Element data from apps and pages
^^^^^^^^^^^^^^^^
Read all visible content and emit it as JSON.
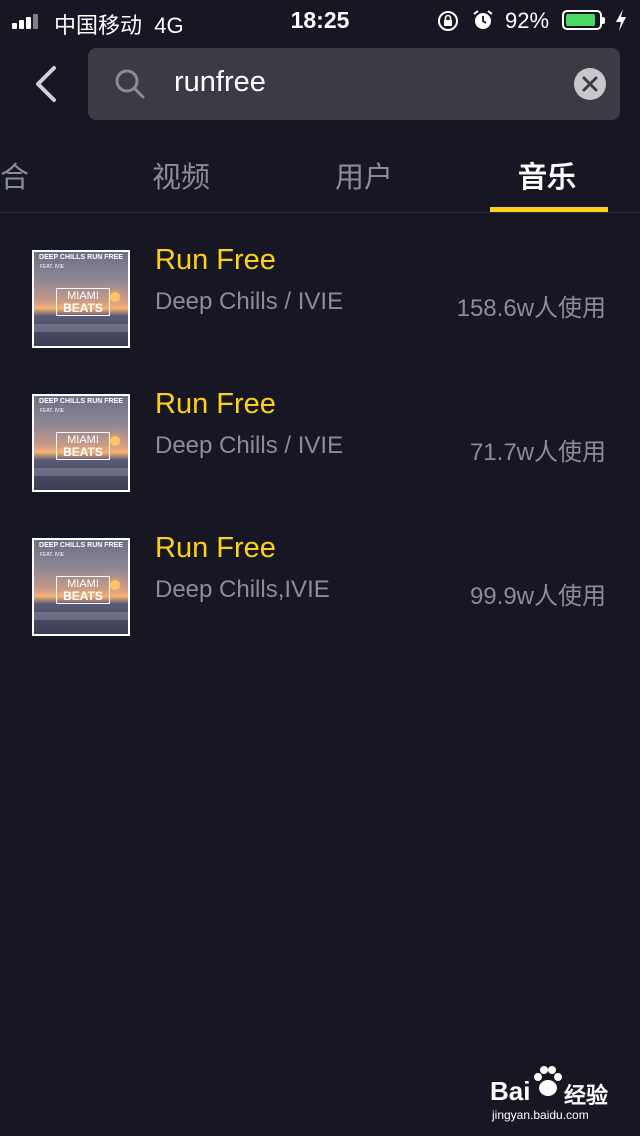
{
  "status_bar": {
    "carrier": "中国移动",
    "network": "4G",
    "time": "18:25",
    "battery_percent": "92%",
    "battery_level": 0.92,
    "icons": [
      "signal-icon",
      "rotation-lock-icon",
      "alarm-icon",
      "battery-icon",
      "charging-icon"
    ]
  },
  "header": {
    "back_icon": "chevron-left-icon",
    "search_icon": "search-icon",
    "search_value": "runfree",
    "clear_icon": "clear-icon"
  },
  "tabs": [
    {
      "label": "合",
      "active": false
    },
    {
      "label": "视频",
      "active": false
    },
    {
      "label": "用户",
      "active": false
    },
    {
      "label": "音乐",
      "active": true
    }
  ],
  "music_results": [
    {
      "title": "Run Free",
      "artist": "Deep Chills / IVIE",
      "uses": "158.6w人使用"
    },
    {
      "title": "Run Free",
      "artist": "Deep Chills / IVIE",
      "uses": "71.7w人使用"
    },
    {
      "title": "Run Free",
      "artist": "Deep Chills,IVIE",
      "uses": "99.9w人使用"
    }
  ],
  "album_art": {
    "band_text": "DEEP CHILLS RUN FREE",
    "feat_text": "FEAT. IVIE",
    "logo_line1": "MIAMI",
    "logo_line2": "BEATS"
  },
  "watermark": {
    "brand": "Bai",
    "cn": "经验",
    "url": "jingyan.baidu.com"
  },
  "colors": {
    "background": "#161722",
    "accent": "#fcd119",
    "muted_text": "#8b8c96",
    "search_bg": "#3a3b44",
    "battery_green": "#4cd964"
  }
}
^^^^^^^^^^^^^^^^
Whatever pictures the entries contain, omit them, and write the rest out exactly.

Read all visible content and emit it as JSON.
{
  "status_bar": {
    "carrier": "中国移动",
    "network": "4G",
    "time": "18:25",
    "battery_percent": "92%",
    "battery_level": 0.92,
    "icons": [
      "signal-icon",
      "rotation-lock-icon",
      "alarm-icon",
      "battery-icon",
      "charging-icon"
    ]
  },
  "header": {
    "back_icon": "chevron-left-icon",
    "search_icon": "search-icon",
    "search_value": "runfree",
    "clear_icon": "clear-icon"
  },
  "tabs": [
    {
      "label": "合",
      "active": false
    },
    {
      "label": "视频",
      "active": false
    },
    {
      "label": "用户",
      "active": false
    },
    {
      "label": "音乐",
      "active": true
    }
  ],
  "music_results": [
    {
      "title": "Run Free",
      "artist": "Deep Chills / IVIE",
      "uses": "158.6w人使用"
    },
    {
      "title": "Run Free",
      "artist": "Deep Chills / IVIE",
      "uses": "71.7w人使用"
    },
    {
      "title": "Run Free",
      "artist": "Deep Chills,IVIE",
      "uses": "99.9w人使用"
    }
  ],
  "album_art": {
    "band_text": "DEEP CHILLS RUN FREE",
    "feat_text": "FEAT. IVIE",
    "logo_line1": "MIAMI",
    "logo_line2": "BEATS"
  },
  "watermark": {
    "brand": "Bai",
    "cn": "经验",
    "url": "jingyan.baidu.com"
  },
  "colors": {
    "background": "#161722",
    "accent": "#fcd119",
    "muted_text": "#8b8c96",
    "search_bg": "#3a3b44",
    "battery_green": "#4cd964"
  }
}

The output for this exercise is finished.